For Immediate Release: February 27, 2020
Contact: firstname.lastname@example.org, 212-513-9323
NYC DEPARTMENT OF CULTURAL AFFAIRS ANNOUNCES OPEN CALL FOR THE CITY’S NEXT PUBLIC ARTISTS IN RESIDENCE
Artists can apply to embed within one of four participating agencies: Civic Engagement Commission, Department of Sanitation, Commission on Human Rights, and Mayor’s Office of Criminal Justice.
Applications are due March 29, 2020 via nyculture.submittable.com.
New York – The NYC Department of Cultural Affairs has announced an open call for the next round of its Public Artists in Residence (PAIR) program, which places artists-in-residence with New York City municipal agencies to address pressing civic and social challenges through creative practice. Artists and artist collectives are encouraged to apply to work with one of four agencies participating in the 2020 PAIR program: the NYC Civic Engagement Commission, the NYC Department of Sanitation, the NYC Commission on Human Rights, and the NYC Mayor’s Office of Criminal Justice. Applications are due March 29, 2020, and selections will be announced later this spring.
“Our city owes so much of its extraordinary energy to the artists who live and work here, and the Public Artists in Residence program gives us a way to tap into this pool of talent and re-think our approach to public service,” said Acting Commissioner of Cultural Affairs Kathleen Hughes. “So artists: we encourage you to take a close look at these unique opportunities to embed within a City agency. Applying your creativity and collaborative spirit to one of these four agencies would bring a fresh and valued approach to addressing serious civic challenges.”
The four agencies, selected through a competitive application, are seeking to address a range of issues at the core of their public service missions:
“Mierle Ukeles’s work has left an extraordinarily impact on our agency and has changed the way that the public views our workforce,” said DSNY Commissioner Kathryn Garcia. “We are excited to welcome the next generation of artists-in-residence, to continue in this tradition of shining a light on the great work of the men and women of our department.”
"Connecting the imagination of talented artists with neighborhood residents can catalyze the reshaping of spaces so communities can realize safety on their own terms," said MOCJ Director Elizabeth Glazer. "MOCJ’s Office of Neighborhood Safety is excited to support and work with the talent and vision that the Public Artists in Residence program attracts."

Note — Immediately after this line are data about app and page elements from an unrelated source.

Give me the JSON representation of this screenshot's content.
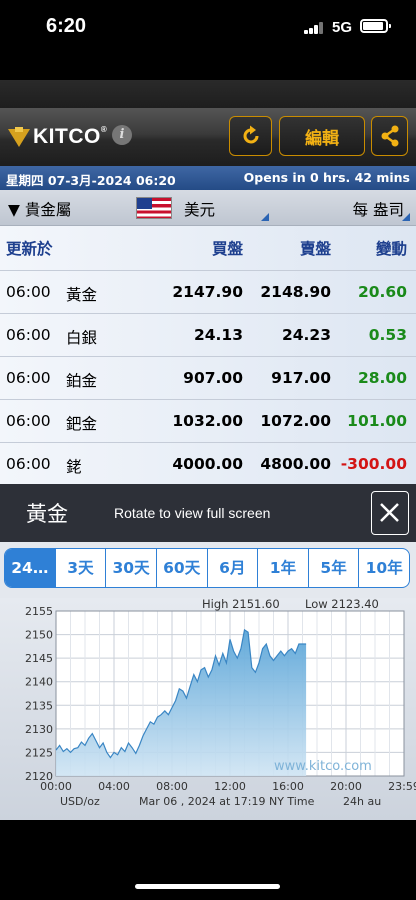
{
  "status": {
    "time": "6:20",
    "network": "5G"
  },
  "toolbar": {
    "logo": "KITCO",
    "edit_label": "編輯"
  },
  "date_bar": {
    "datetime": "星期四 07-3月-2024 06:20",
    "market_status": "Opens in 0 hrs. 42 mins"
  },
  "selector": {
    "metal": "▼ 貴金屬",
    "currency": "美元",
    "unit": "每 盎司"
  },
  "prices": {
    "headers": {
      "updated": "更新於",
      "bid": "買盤",
      "ask": "賣盤",
      "change": "變動"
    },
    "rows": [
      {
        "time": "06:00",
        "name": "黃金",
        "bid": "2147.90",
        "ask": "2148.90",
        "change": "20.60",
        "dir": "up"
      },
      {
        "time": "06:00",
        "name": "白銀",
        "bid": "24.13",
        "ask": "24.23",
        "change": "0.53",
        "dir": "up"
      },
      {
        "time": "06:00",
        "name": "鉑金",
        "bid": "907.00",
        "ask": "917.00",
        "change": "28.00",
        "dir": "up"
      },
      {
        "time": "06:00",
        "name": "鈀金",
        "bid": "1032.00",
        "ask": "1072.00",
        "change": "101.00",
        "dir": "up"
      },
      {
        "time": "06:00",
        "name": "銠",
        "bid": "4000.00",
        "ask": "4800.00",
        "change": "-300.00",
        "dir": "down"
      }
    ]
  },
  "chart_panel": {
    "title": "黃金",
    "rotate_hint": "Rotate to view full screen",
    "tabs": [
      "24…",
      "3天",
      "30天",
      "60天",
      "6月",
      "1年",
      "5年",
      "10年"
    ],
    "active_tab": 0
  },
  "colors": {
    "accent": "#2f80d6",
    "gold": "#f2b114",
    "up": "#1a8a1a",
    "down": "#d31414"
  },
  "chart_data": {
    "type": "area",
    "high_label": "High 2151.60",
    "low_label": "Low 2123.40",
    "watermark": "www.kitco.com",
    "unit_label": "USD/oz",
    "date_label": "Mar 06 , 2024 at 17:19 NY Time",
    "period_label": "24h au",
    "ylim": [
      2120,
      2155
    ],
    "xlim": [
      0,
      24
    ],
    "yticks": [
      2120,
      2125,
      2130,
      2135,
      2140,
      2145,
      2150,
      2155
    ],
    "xtick_labels": [
      "00:00",
      "04:00",
      "08:00",
      "12:00",
      "16:00",
      "20:00",
      "23:59"
    ],
    "grid": true,
    "x": [
      0,
      0.25,
      0.5,
      0.75,
      1.0,
      1.25,
      1.5,
      1.75,
      2.0,
      2.25,
      2.5,
      2.75,
      3.0,
      3.25,
      3.5,
      3.75,
      4.0,
      4.25,
      4.5,
      4.75,
      5.0,
      5.25,
      5.5,
      5.75,
      6.0,
      6.25,
      6.5,
      6.75,
      7.0,
      7.25,
      7.5,
      7.75,
      8.0,
      8.25,
      8.5,
      8.75,
      9.0,
      9.25,
      9.5,
      9.75,
      10.0,
      10.25,
      10.5,
      10.75,
      11.0,
      11.25,
      11.5,
      11.75,
      12.0,
      12.25,
      12.5,
      12.75,
      13.0,
      13.25,
      13.5,
      13.75,
      14.0,
      14.25,
      14.5,
      14.75,
      15.0,
      15.25,
      15.5,
      15.75,
      16.0,
      16.25,
      16.5,
      16.75,
      17.0,
      17.25
    ],
    "y": [
      2125.5,
      2126.5,
      2125.2,
      2125.8,
      2125.0,
      2125.8,
      2126.0,
      2127.2,
      2126.5,
      2128.0,
      2129.0,
      2127.5,
      2126.0,
      2127.0,
      2125.0,
      2123.9,
      2125.0,
      2124.5,
      2126.0,
      2125.2,
      2127.0,
      2126.0,
      2124.8,
      2126.5,
      2128.5,
      2130.0,
      2131.5,
      2131.0,
      2132.5,
      2133.0,
      2133.8,
      2133.0,
      2134.5,
      2136.0,
      2138.5,
      2138.0,
      2136.5,
      2139.0,
      2141.5,
      2140.0,
      2142.5,
      2143.0,
      2141.0,
      2142.5,
      2145.5,
      2143.5,
      2146.0,
      2144.0,
      2149.0,
      2146.5,
      2145.0,
      2147.0,
      2151.0,
      2150.5,
      2143.0,
      2142.0,
      2144.0,
      2147.0,
      2148.0,
      2145.5,
      2144.5,
      2145.5,
      2146.5,
      2145.5,
      2146.5,
      2147.0,
      2146.0,
      2148.0,
      2148.0,
      2148.0
    ]
  }
}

“The New York City Commission on Human Rights’ prior work with the PAIR program affirmed that art is a powerful tool for raising awareness about human rights and promoting dialogue that leads to change,” said Carmelyn P. Malalis, Chair and Commissioner of the New York City Commission on Human Rights. “The Commission on Human Rights hosted a PAIR artist in 2018 and the results were nothing short of stunning. Artist and author Tatyana Fazlalizadeh’s murals calling out street harassment, racism, and gender discrimination garnered overwhelmingly positive reactions across the city. We look forward to another year of working with PAIR to use the universal language of art to continue the human rights conversation.”
“Art has the unique ability to transform how people connect to government and think about civic engagement,” said Dr. Sarah Sayeed, Chair and Executive Director of the NYC Civic Engagement Commission. “In a city as diverse as ours, it is important to engage New Yorkers across language, age, and cultural backgrounds and ignite meaningful dialogue around what it means to strengthen democracy for everyone in our city. We are excited to be a part of DCLA’s PAIR Program and use art to build civic trust across the city.”
Launched in 2015, the PAIR program takes its name and inspiration from the pioneering work of artist Mierle Laderman Ukeles, the City’s first official artist in residence (1977), with the NYC Department of Sanitation. The CreateNYC cultural plan, released in 2017, further embraced PAIR as a strategy for increasing the presence of art in New York’s public realm.
Examples of PAIRs to date include Tania Bruguera, who collaborated with the Mayor’s Office of Immigrant Affairs to build trust with immigrant communities; Theater of War Productions and Bryan Doerries, who worked with the Department of Veterans Services to foster dialogue among veterans and communities traumatized by violence through Greek drama; and Rachel Barnard, who worked with the Department of Probation to strengthen relationships between probation officers and the people under their supervision. Announced in 2019, the most recent cohort of PAIRs includes four artists who will continue to work in their respective agencies through spring 2020. View a full list of PAIRs to date.
About NYC Department of Cultural Affairs
The New York City Department of Cultural Affairs (DCLA) is dedicated to supporting and strengthening New York City’s vibrant cultural life. DCLA works to promote and advocate for quality arts programming and to articulate the contribution made by the cultural community to the City’s vitality. The Department represents and serves non-profit cultural organizations involved in the visual, literary, and performing arts; public-oriented science and humanities institutions including zoos, botanical gardens, and historic and preservation societies; and creative artists at all skill levels who live and work within the City’s five boroughs. DCLA also provides donated materials for arts programs offered by the public schools and cultural and social service groups, and commissions permanent works of public art at City-funded construction projects throughout the five boroughs. For more information, visit www.nyc.gov/culture.